**Problem to solve:**
The answer must repeat each line of the material exactly.

(Raw data Opens)

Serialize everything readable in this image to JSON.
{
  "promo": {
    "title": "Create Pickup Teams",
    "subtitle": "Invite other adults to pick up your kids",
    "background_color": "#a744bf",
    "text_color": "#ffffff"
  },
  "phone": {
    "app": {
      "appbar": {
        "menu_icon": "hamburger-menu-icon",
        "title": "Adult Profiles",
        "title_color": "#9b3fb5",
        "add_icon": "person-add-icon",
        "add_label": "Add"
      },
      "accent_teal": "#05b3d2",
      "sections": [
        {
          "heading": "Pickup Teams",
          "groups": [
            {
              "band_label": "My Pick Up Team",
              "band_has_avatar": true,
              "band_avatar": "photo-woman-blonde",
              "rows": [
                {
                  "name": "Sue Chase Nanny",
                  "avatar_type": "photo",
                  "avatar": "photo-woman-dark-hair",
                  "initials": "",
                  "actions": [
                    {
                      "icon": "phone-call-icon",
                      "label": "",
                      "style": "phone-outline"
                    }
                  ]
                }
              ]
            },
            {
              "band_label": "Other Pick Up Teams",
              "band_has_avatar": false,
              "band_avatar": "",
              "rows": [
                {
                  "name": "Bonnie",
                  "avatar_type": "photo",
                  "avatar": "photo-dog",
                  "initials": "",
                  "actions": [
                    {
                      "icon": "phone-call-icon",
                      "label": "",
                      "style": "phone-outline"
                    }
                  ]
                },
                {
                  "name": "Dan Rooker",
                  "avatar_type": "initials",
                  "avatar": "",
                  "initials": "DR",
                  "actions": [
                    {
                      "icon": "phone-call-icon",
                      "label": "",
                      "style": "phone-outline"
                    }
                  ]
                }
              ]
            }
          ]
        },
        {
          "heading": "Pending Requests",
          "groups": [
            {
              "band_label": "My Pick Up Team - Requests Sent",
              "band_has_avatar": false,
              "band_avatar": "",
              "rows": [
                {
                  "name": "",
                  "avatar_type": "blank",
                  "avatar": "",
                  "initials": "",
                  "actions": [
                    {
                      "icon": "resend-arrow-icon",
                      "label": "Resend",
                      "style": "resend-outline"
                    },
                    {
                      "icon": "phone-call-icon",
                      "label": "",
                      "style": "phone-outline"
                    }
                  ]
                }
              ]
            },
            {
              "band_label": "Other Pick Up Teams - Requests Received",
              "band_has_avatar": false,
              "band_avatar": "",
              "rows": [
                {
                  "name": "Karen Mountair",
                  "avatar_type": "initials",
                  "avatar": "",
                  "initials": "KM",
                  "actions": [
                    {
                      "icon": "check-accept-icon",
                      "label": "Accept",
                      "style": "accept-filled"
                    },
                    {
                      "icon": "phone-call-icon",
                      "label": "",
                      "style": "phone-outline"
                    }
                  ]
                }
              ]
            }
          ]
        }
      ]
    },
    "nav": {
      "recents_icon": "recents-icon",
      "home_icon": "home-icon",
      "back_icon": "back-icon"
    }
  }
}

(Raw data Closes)

**Solution for this problem:**
Serialize everything readable in this image to JSON.
{
  "promo": {
    "title": "Create Pickup Teams",
    "subtitle": "Invite other adults to pick up your kids",
    "background_color": "#a744bf",
    "text_color": "#ffffff"
  },
  "phone": {
    "app": {
      "appbar": {
        "menu_icon": "hamburger-menu-icon",
        "title": "Adult Profiles",
        "title_color": "#9b3fb5",
        "add_icon": "person-add-icon",
        "add_label": "Add"
      },
      "accent_teal": "#05b3d2",
      "sections": [
        {
          "heading": "Pickup Teams",
          "groups": [
            {
              "band_label": "My Pick Up Team",
              "band_has_avatar": true,
              "band_avatar": "photo-woman-blonde",
              "rows": [
                {
                  "name": "Sue Chase Nanny",
                  "avatar_type": "photo",
                  "avatar": "photo-woman-dark-hair",
                  "initials": "",
                  "actions": [
                    {
                      "icon": "phone-call-icon",
                      "label": "",
                      "style": "phone-outline"
                    }
                  ]
                }
              ]
            },
            {
              "band_label": "Other Pick Up Teams",
              "band_has_avatar": false,
              "band_avatar": "",
              "rows": [
                {
                  "name": "Bonnie",
                  "avatar_type": "photo",
                  "avatar": "photo-dog",
                  "initials": "",
                  "actions": [
                    {
                      "icon": "phone-call-icon",
                      "label": "",
                      "style": "phone-outline"
                    }
                  ]
                },
                {
                  "name": "Dan Rooker",
                  "avatar_type": "initials",
                  "avatar": "",
                  "initials": "DR",
                  "actions": [
                    {
                      "icon": "phone-call-icon",
                      "label": "",
                      "style": "phone-outline"
                    }
                  ]
                }
              ]
            }
          ]
        },
        {
          "heading": "Pending Requests",
          "groups": [
            {
              "band_label": "My Pick Up Team - Requests Sent",
              "band_has_avatar": false,
              "band_avatar": "",
              "rows": [
                {
                  "name": "",
                  "avatar_type": "blank",
                  "avatar": "",
                  "initials": "",
                  "actions": [
                    {
                      "icon": "resend-arrow-icon",
                      "label": "Resend",
                      "style": "resend-outline"
                    },
                    {
                      "icon": "phone-call-icon",
                      "label": "",
                      "style": "phone-outline"
                    }
                  ]
                }
              ]
            },
            {
              "band_label": "Other Pick Up Teams - Requests Received",
              "band_has_avatar": false,
              "band_avatar": "",
              "rows": [
                {
                  "name": "Karen Mountair",
                  "avatar_type": "initials",
                  "avatar": "",
                  "initials": "KM",
                  "actions": [
                    {
                      "icon": "check-accept-icon",
                      "label": "Accept",
                      "style": "accept-filled"
                    },
                    {
                      "icon": "phone-call-icon",
                      "label": "",
                      "style": "phone-outline"
                    }
                  ]
                }
              ]
            }
          ]
        }
      ]
    },
    "nav": {
      "recents_icon": "recents-icon",
      "home_icon": "home-icon",
      "back_icon": "back-icon"
    }
  }
}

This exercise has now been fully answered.